Friday, April 10, 2009

Johnny Hart - Mangle Master

Johnny Hart used to do Sunday pages that were all about an excuse to mangle.
Pure senseless violence.
Maybe that's why my Mom didn't like B.C.
She preferred Hi and Lois because it was "just like real life". She said I was exactly like Chip because I wouldn't clean my room and my hair was in my eyes.
Maybe I would have liked Hi and Lois better if they had mangled Chip once in awhile.
I love Hart's poses! Again, his crude finish makes you think he's not really doing anything, but these are very difficult poses to pull off.

I wish I had the original color Sundays to post. Maybe if we're lucky, Ger will find 'em for us.

Wednesday, March 04, 2009

BC Sunday Action - 1 - KAZANGO

Hey, I suggest you read the comic first before you read my dumb comments, so I don't spoil the gags for you.Johnny Hart's early Sunday pages generally had more action and visual humor than his dailies. They were less dialogue oriented than his later strips where a character would stand in the same pose for 4 panels and read a pun out of Wiley's Dictionary. These Sundays are full of natural graphic design. I wish I had the actual full color Sundays to look at.
These drawings aren't slick, and on the surface even pretty crude; they have things in them that I would criticize in cartoonists' drawings if they were working for me - like small cramped areas, vague details and shapes here and there...but Hart makes up for it all with instinct and guts. Hart's pen is directly connected to his feelings, and it delineates expressions and poses not seen before; not pulled out of a stock cartoonist bag of tricks.

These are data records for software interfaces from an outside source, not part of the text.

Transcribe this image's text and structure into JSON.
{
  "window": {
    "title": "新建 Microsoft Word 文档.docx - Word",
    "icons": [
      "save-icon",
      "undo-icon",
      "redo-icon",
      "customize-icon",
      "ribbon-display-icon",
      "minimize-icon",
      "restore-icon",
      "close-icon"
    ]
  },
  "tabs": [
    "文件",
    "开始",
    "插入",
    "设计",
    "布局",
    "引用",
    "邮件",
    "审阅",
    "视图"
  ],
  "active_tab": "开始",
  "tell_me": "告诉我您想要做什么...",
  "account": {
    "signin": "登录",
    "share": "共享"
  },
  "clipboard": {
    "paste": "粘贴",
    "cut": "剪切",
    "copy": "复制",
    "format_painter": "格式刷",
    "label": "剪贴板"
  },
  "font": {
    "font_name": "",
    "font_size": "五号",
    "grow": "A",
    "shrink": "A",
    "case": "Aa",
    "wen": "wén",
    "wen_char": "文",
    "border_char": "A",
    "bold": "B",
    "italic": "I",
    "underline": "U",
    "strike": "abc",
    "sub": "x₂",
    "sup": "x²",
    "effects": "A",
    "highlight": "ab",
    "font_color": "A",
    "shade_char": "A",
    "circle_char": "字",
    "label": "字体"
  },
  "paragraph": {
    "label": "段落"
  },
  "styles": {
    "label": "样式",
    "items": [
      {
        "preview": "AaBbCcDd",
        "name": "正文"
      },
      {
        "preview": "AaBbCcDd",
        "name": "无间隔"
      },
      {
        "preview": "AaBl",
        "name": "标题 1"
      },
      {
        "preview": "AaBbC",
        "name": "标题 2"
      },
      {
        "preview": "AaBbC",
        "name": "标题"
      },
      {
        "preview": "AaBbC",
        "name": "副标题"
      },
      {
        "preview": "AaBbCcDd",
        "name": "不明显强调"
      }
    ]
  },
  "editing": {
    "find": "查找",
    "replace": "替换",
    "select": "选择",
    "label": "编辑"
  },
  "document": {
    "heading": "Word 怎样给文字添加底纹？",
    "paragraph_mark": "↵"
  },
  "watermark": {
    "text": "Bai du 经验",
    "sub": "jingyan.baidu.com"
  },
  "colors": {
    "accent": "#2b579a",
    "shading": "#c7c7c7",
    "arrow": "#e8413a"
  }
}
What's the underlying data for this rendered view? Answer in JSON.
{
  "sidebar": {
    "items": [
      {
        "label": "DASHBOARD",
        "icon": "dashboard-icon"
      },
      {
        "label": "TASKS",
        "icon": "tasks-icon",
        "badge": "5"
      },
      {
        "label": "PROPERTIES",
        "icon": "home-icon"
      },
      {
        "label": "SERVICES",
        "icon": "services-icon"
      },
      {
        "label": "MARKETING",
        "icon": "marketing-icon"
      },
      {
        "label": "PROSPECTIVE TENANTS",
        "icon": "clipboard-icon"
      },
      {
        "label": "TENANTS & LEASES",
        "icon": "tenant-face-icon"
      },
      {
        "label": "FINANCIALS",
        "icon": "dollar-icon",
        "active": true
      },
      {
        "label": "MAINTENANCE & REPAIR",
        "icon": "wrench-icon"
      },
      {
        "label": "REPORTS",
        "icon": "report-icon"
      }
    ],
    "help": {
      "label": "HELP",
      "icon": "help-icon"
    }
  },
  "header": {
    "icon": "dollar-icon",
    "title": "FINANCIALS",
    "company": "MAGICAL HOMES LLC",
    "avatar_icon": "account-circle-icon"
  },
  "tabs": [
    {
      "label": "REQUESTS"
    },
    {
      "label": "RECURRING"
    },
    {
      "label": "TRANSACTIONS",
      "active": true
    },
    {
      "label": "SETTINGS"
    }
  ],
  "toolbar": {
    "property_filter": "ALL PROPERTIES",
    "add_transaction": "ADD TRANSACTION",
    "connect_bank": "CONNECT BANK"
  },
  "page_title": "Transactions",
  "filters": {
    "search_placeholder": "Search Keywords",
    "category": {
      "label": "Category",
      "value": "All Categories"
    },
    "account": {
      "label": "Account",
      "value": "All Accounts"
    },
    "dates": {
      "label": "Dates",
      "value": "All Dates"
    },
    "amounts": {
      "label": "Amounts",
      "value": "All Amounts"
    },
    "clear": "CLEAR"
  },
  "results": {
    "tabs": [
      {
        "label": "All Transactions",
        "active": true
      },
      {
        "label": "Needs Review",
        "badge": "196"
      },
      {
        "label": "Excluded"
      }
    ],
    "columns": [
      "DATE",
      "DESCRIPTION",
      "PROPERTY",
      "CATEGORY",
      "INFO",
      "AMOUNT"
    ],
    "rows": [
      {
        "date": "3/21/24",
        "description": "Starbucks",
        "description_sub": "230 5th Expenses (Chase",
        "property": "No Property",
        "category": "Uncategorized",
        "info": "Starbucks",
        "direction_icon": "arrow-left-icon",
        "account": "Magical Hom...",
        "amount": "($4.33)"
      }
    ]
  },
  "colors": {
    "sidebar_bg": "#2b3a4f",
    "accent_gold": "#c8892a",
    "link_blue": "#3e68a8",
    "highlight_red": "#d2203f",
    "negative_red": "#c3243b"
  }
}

You can be slick but lack soul and I'd rather have the soul if I had to pick one thing. Of course if you have both - like Clampett or Avery, it's even better.
Hart's pacing and staging is comic-strip perfection.

These nose tickling expressions are hilarious and you can totally feel them. You could not write a gag like this. And not just anyone could even make it funny. It's Hart's capability of turning real feeling into a few well-placed lines that create the entertainment.

I always loved the way he drew teeth - ragged, uneven and chunky. You can tell a real cartoonist from a wimpy one by how much he loves to draw teeth in all their ugly uneven and funny glory. Like Johnny Hart and Jack Kirby. You know what I hate? When people just draw all the teeth in a blank white bar. What a waste of 32 of the most naturally funny parts of our anatomy! How dare modern animators smooth out God's beautiful imperfections!
The actual main gag in the cartoon itself is totally abstract and I love it. It's a real clever exploitation of cartoon absurdity.
It's nuts on a bunch of levels and you have to accept each nutty concept in turn in order to get to the next gag:
1) A flower can be sneezed so hard that it can spear itself through a tree - intact.
2) That action has a specific sound it makes - 'KAZANGO"
3) Wiley sensed that the word "Kazango" was written in the panel where the flower crashed through the tree. Wouldn't it be cool if every time you heard a sound, the sound effect would appear in the air around you? We just accept that in the comics without question and so Hart points it out to us. For some reason, you don't see this as much in animation, but when you do, it's great.
4) Kazango is an acceptable explanation for how it happened.

These kinds of absurdities would be hard to get past executives, because "it doesn't make sense".
As simple as these designs look, Hart manages to get good descriptive poses out of them, sometimes broad, othertimes - like in the above panel - subtle.
I also love Hart's lettering style.

BTW, isn't newsprint texture great for comics? They oughta bring it back for comic books.